The pharmacist didn’t ask questions when Andries Vermaak* went in to buy four bottles of cough syrup. Neither did he ask what had happened to the eight bottles Andries had bought 15 minutes earlier.
And when the same 45-year-old customer arrived the next day to buy another six bottles none of the pharmacy staff tried to stop him.
Over a period of four months Adlams pharmacy in Carletonville, North West, sold Andries 183 bottles of Lenazine Forte syrup.
Most pharmacists know when someone asks specifically for Lenazine Forte it’s usually not to treat a persistent cough. It can be an addictive drug.
Yet between 1 November 2009 and 21 February this year Adlams sold more than 18 litres of this cough syrup to Andries, an artisan who lives in Fochville, near Carletonville. That’s just the quantity his family is aware of.
The family is furious with the pharmacy and say the staff knowingly supported his addiction for months.
The pharmacist, Johan du Toit, admits he knew his customer was an addict. “I wanted to help him,” he tries to explain. “As long as I sold it to him I could control how much syrup he was drinking.”
This kind of help was the last thing Andries needed. He had been addicted for nearly two decades to the cough syrup, which contains the stimulant ephedrine and the highly addictive drug codeine.
His family is so furious they have laid a complaint at the South African Pharmacy Council. They are also considering claiming for damages.
Meanwhile Andries has once again been admitted to a rehabilitation centre. His liver and kidneys are already affected, there’s blood in his urine and his doctor says it is a miracle he’s still alive.
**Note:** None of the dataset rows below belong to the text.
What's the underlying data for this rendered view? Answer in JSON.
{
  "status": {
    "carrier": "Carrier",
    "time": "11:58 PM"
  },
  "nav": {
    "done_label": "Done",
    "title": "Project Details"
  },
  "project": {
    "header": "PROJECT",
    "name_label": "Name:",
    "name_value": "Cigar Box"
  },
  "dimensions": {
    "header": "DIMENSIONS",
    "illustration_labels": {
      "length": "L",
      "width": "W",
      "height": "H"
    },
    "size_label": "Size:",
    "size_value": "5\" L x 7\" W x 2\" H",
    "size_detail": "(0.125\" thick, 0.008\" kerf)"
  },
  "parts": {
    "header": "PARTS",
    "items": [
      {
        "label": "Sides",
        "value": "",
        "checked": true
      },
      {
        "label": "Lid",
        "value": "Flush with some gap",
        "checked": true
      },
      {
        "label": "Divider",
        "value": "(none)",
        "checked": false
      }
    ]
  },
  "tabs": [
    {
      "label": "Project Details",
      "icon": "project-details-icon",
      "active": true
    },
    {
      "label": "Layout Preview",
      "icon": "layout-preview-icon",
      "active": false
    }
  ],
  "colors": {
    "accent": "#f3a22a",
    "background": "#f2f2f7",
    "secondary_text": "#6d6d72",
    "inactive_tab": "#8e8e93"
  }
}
The Pharmacy Council is investigating the case, which could lead to a fine or the temporary or permanent suspension of the pharmacist.
Read the full article in the YOU of 22 April 2010